“After introducing the PCCs, they’ve set up a national rural crime network because of this recognition that dealing with rural crime is different to dealing with crime in other areas.” Speaking about the changing face of crime and policing, Mrs May added: “It’s being more creative and innovative and thinking about how to provide that visibility. There is a challenge to police in that crime is changing, so the police officer walking down the street might spot somebody who may be about to steal a car, but doesn’t spot the person sitting in the back bedroom defrauding elderly residents online.”

Home Secretary Theresa May

Home Secretary Theresa May

And the Home Secretary gave assurances Police in Lancashire would not become part of a combined force with other authorities,.

Theresa May spoke to The Gazette yesterday evening with Andrew Pratt, the Conservative candidate for the county’s police and crime commissioner (PCC).

She said the force may share some services with other areas to become more efficient, but vowed it would not lose its identity.

The Home Secretary said: “I think in most cases we can get the benefits of the economics of scale by collaboration, and we don’t need to lose our force identity.”

Police officers on duty

Police officers on duty

She said other forces across the country were already working on collaborations, and said: “My own local force, Thames Valley, has had IT collaboration.

“There’s a lot of work being done around how we can provide the best forces most efficiently and effectively, while still maintaining an individual force identity.

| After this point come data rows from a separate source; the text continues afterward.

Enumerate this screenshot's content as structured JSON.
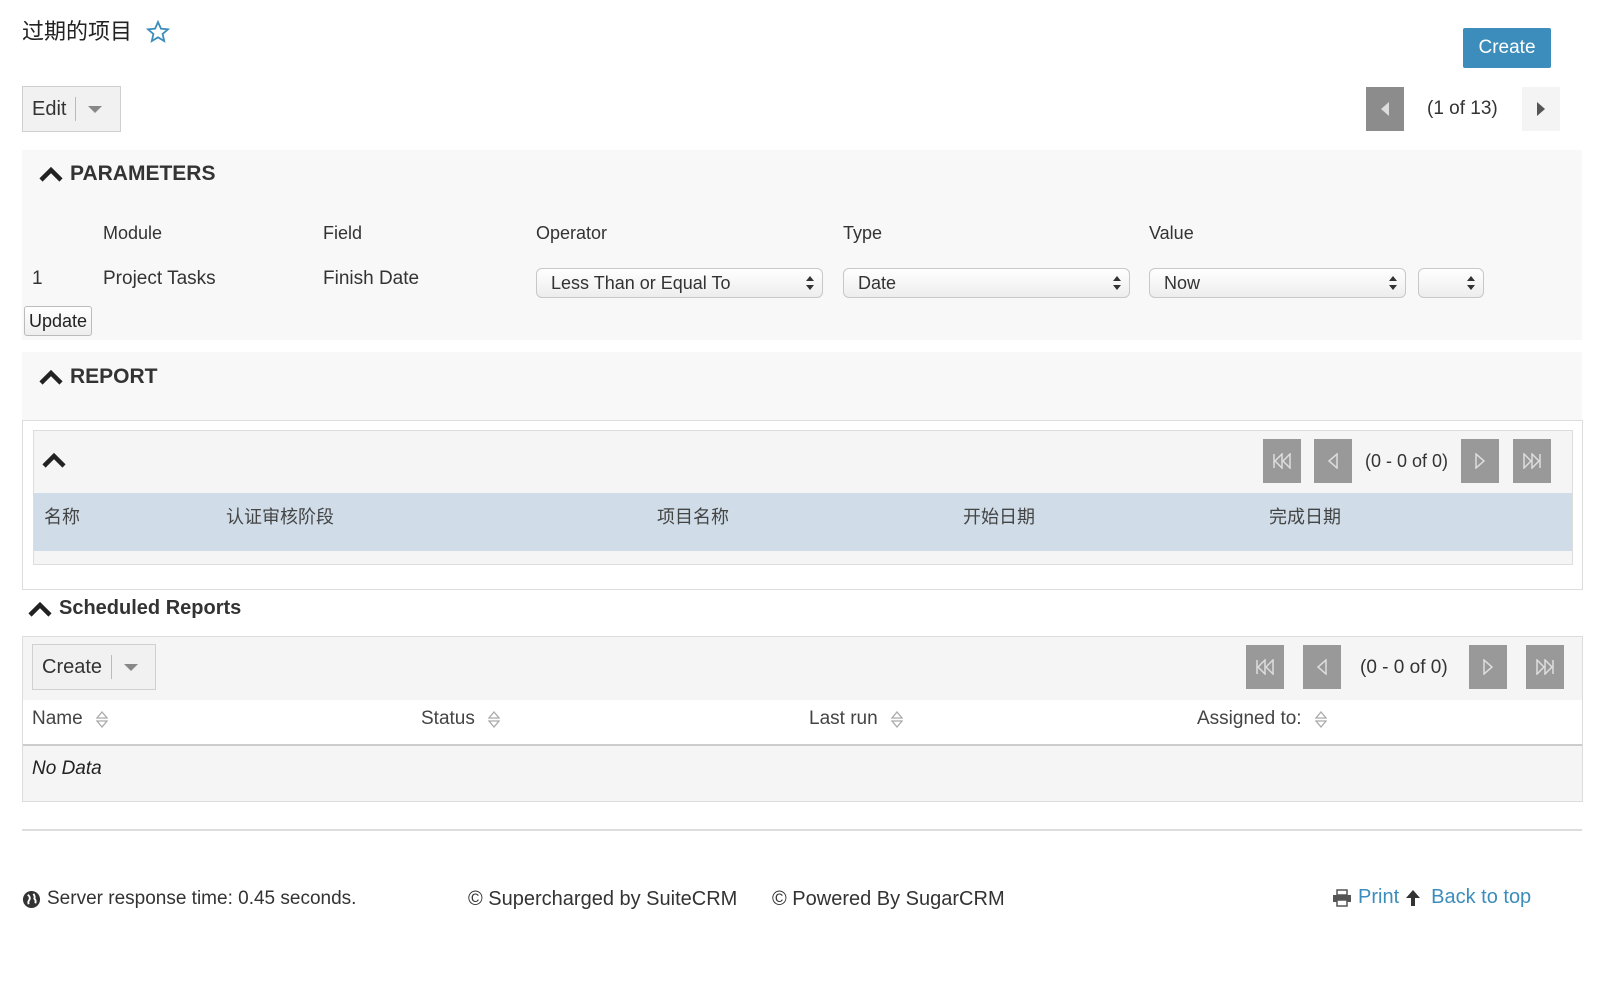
{
  "header": {
    "title": "过期的项目",
    "create_label": "Create"
  },
  "toolbar": {
    "edit_label": "Edit",
    "pagination": "(1 of 13)"
  },
  "parameters": {
    "heading": "PARAMETERS",
    "columns": [
      "Module",
      "Field",
      "Operator",
      "Type",
      "Value"
    ],
    "row": {
      "index": "1",
      "module": "Project Tasks",
      "field": "Finish Date",
      "operator": "Less Than or Equal To",
      "type": "Date",
      "value": "Now",
      "extra": ""
    },
    "update_label": "Update"
  },
  "report": {
    "heading": "REPORT",
    "pagination": "(0 - 0 of 0)",
    "columns": [
      "名称",
      "认证审核阶段",
      "项目名称",
      "开始日期",
      "完成日期"
    ]
  },
  "scheduled": {
    "heading": "Scheduled Reports",
    "create_label": "Create",
    "pagination": "(0 - 0 of 0)",
    "columns": [
      "Name",
      "Status",
      "Last run",
      "Assigned to:"
    ],
    "empty_text": "No Data"
  },
  "footer": {
    "response_time": "Server response time: 0.45 seconds.",
    "suitecrm": "© Supercharged by SuiteCRM",
    "sugarcrm": "© Powered By SugarCRM",
    "print": "Print",
    "back_to_top": "Back to top"
  },
  "colors": {
    "accent": "#3c8dbc",
    "table_header": "#d0dde8",
    "pager_button": "#999999"
  }
}
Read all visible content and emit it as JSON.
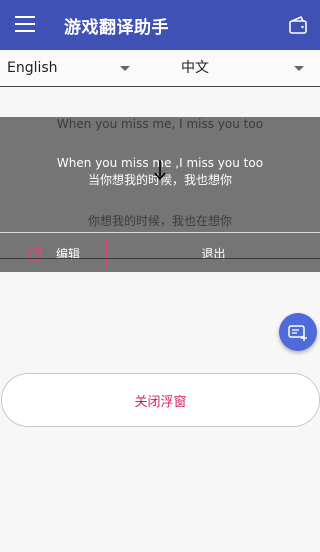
{
  "app": {
    "title": "游戏翻译助手"
  },
  "header": {
    "menu_icon": "menu-icon",
    "wallet_icon": "wallet-icon"
  },
  "language": {
    "source": "English",
    "target": "中文"
  },
  "overlay": {
    "original_line_1": "When you miss me, I miss you too",
    "result_english": "When you miss me ,I miss you too",
    "result_chinese": "当你想我的时候，我也想你",
    "original_line_2": "你想我的时候，我也在想你",
    "edit_label": "编辑",
    "exit_label": "退出"
  },
  "fab": {
    "icon": "add-screenshot-icon"
  },
  "close_overlay_label": "关闭浮窗",
  "colors": {
    "primary": "#3f51b5",
    "accent": "#d81b60",
    "fab": "#4f6bd8",
    "overlay": "#757575"
  }
}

“I think we can retain that identity that people feel it is their force, but, in a number of areas, cooperation and collaboration can take place.” Mrs May said the Home Office now had responsibility for fire and rescue, and said: “In the policing and crime bill, we are putting in some enabling powers for collaboration between PCCs and the fire service.”

Mrs May visited Lancashire where she met Mr Pratt, a retired police officer standing in the PCC election for Lancashire.

Mr Pratt said: “I would like to see a lot more of us collaborating with the fire service.

“For instance, in Preston, the retained fire stations have an ability to house police officers and we need to get into a discussion about that, rather than taking them out of the community.”



Mrs May spent time visiting the county yesterday and said: “I’ve been talking a little bit about the collaboration, and about bringing policing together with other agencies more generally.

“I’ve talked a little bit about child sexual exploitation and how it is important that people feel comfortable and confident enough to be able to report it, and that they feel there are people they can go to who will listen to what they are saying.

“In Cumbria I was looking at how police there are using body cameras and the technology they are using now to make it a simpler process through the justice system.”

There are four candidates vying for the role of Police and Crime Commissioner in Lancashire.

Labour’s Clive Grunshaw is currently in post, Mr Pratt is standing for the Conservatives, James Barker for UKIP and Graham Roach for the Liberal Democrats.